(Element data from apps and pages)
- - - -
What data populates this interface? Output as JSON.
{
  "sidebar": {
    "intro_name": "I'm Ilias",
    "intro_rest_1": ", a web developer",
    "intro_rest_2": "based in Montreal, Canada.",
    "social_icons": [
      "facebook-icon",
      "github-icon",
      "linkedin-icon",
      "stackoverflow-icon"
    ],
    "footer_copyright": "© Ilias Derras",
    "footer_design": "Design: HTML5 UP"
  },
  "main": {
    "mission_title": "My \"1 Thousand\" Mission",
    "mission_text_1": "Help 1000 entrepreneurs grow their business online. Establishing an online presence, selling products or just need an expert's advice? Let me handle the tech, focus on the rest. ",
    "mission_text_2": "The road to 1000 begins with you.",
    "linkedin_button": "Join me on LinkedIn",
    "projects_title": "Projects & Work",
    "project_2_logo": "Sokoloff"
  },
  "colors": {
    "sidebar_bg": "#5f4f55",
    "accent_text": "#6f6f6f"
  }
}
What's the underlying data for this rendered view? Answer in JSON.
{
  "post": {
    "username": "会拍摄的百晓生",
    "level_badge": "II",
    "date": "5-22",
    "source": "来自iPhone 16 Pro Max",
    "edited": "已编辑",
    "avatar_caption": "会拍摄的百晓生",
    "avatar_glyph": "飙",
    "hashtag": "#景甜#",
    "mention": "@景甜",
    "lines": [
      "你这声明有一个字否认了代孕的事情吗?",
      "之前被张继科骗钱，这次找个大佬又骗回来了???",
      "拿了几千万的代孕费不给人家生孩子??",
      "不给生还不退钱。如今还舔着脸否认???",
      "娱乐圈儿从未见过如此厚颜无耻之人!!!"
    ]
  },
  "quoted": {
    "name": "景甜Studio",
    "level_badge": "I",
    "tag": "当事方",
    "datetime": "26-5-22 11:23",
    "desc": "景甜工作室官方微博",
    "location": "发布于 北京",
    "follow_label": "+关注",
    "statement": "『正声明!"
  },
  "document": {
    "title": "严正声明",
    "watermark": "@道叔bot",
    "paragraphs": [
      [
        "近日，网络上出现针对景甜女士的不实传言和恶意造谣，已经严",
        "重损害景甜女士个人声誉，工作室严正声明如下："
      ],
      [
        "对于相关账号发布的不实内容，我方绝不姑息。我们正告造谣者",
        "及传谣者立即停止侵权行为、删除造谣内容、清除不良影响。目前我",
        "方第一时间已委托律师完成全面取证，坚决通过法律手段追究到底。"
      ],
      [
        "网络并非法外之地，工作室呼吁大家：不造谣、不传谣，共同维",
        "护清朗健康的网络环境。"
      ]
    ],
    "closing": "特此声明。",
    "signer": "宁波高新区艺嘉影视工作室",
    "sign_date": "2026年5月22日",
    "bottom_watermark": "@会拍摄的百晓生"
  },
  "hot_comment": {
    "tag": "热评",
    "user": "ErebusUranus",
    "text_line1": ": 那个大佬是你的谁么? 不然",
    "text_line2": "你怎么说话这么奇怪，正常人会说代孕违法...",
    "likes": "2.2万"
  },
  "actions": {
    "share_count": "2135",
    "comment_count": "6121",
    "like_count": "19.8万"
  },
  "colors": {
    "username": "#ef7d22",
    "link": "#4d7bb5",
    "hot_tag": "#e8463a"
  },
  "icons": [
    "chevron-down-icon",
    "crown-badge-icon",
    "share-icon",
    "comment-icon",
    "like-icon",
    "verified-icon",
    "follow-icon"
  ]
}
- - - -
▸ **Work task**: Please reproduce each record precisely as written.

▸ **Completed task**:
What data populates this interface? Output as JSON.
{
  "sidebar": {
    "intro_name": "I'm Ilias",
    "intro_rest_1": ", a web developer",
    "intro_rest_2": "based in Montreal, Canada.",
    "social_icons": [
      "facebook-icon",
      "github-icon",
      "linkedin-icon",
      "stackoverflow-icon"
    ],
    "footer_copyright": "© Ilias Derras",
    "footer_design": "Design: HTML5 UP"
  },
  "main": {
    "mission_title": "My \"1 Thousand\" Mission",
    "mission_text_1": "Help 1000 entrepreneurs grow their business online. Establishing an online presence, selling products or just need an expert's advice? Let me handle the tech, focus on the rest. ",
    "mission_text_2": "The road to 1000 begins with you.",
    "linkedin_button": "Join me on LinkedIn",
    "projects_title": "Projects & Work",
    "project_2_logo": "Sokoloff"
  },
  "colors": {
    "sidebar_bg": "#5f4f55",
    "accent_text": "#6f6f6f"
  }
}
What's the underlying data for this rendered view? Answer in JSON.
{
  "post": {
    "username": "会拍摄的百晓生",
    "level_badge": "II",
    "date": "5-22",
    "source": "来自iPhone 16 Pro Max",
    "edited": "已编辑",
    "avatar_caption": "会拍摄的百晓生",
    "avatar_glyph": "飙",
    "hashtag": "#景甜#",
    "mention": "@景甜",
    "lines": [
      "你这声明有一个字否认了代孕的事情吗?",
      "之前被张继科骗钱，这次找个大佬又骗回来了???",
      "拿了几千万的代孕费不给人家生孩子??",
      "不给生还不退钱。如今还舔着脸否认???",
      "娱乐圈儿从未见过如此厚颜无耻之人!!!"
    ]
  },
  "quoted": {
    "name": "景甜Studio",
    "level_badge": "I",
    "tag": "当事方",
    "datetime": "26-5-22 11:23",
    "desc": "景甜工作室官方微博",
    "location": "发布于 北京",
    "follow_label": "+关注",
    "statement": "『正声明!"
  },
  "document": {
    "title": "严正声明",
    "watermark": "@道叔bot",
    "paragraphs": [
      [
        "近日，网络上出现针对景甜女士的不实传言和恶意造谣，已经严",
        "重损害景甜女士个人声誉，工作室严正声明如下："
      ],
      [
        "对于相关账号发布的不实内容，我方绝不姑息。我们正告造谣者",
        "及传谣者立即停止侵权行为、删除造谣内容、清除不良影响。目前我",
        "方第一时间已委托律师完成全面取证，坚决通过法律手段追究到底。"
      ],
      [
        "网络并非法外之地，工作室呼吁大家：不造谣、不传谣，共同维",
        "护清朗健康的网络环境。"
      ]
    ],
    "closing": "特此声明。",
    "signer": "宁波高新区艺嘉影视工作室",
    "sign_date": "2026年5月22日",
    "bottom_watermark": "@会拍摄的百晓生"
  },
  "hot_comment": {
    "tag": "热评",
    "user": "ErebusUranus",
    "text_line1": ": 那个大佬是你的谁么? 不然",
    "text_line2": "你怎么说话这么奇怪，正常人会说代孕违法...",
    "likes": "2.2万"
  },
  "actions": {
    "share_count": "2135",
    "comment_count": "6121",
    "like_count": "19.8万"
  },
  "colors": {
    "username": "#ef7d22",
    "link": "#4d7bb5",
    "hot_tag": "#e8463a"
  },
  "icons": [
    "chevron-down-icon",
    "crown-badge-icon",
    "share-icon",
    "comment-icon",
    "like-icon",
    "verified-icon",
    "follow-icon"
  ]
}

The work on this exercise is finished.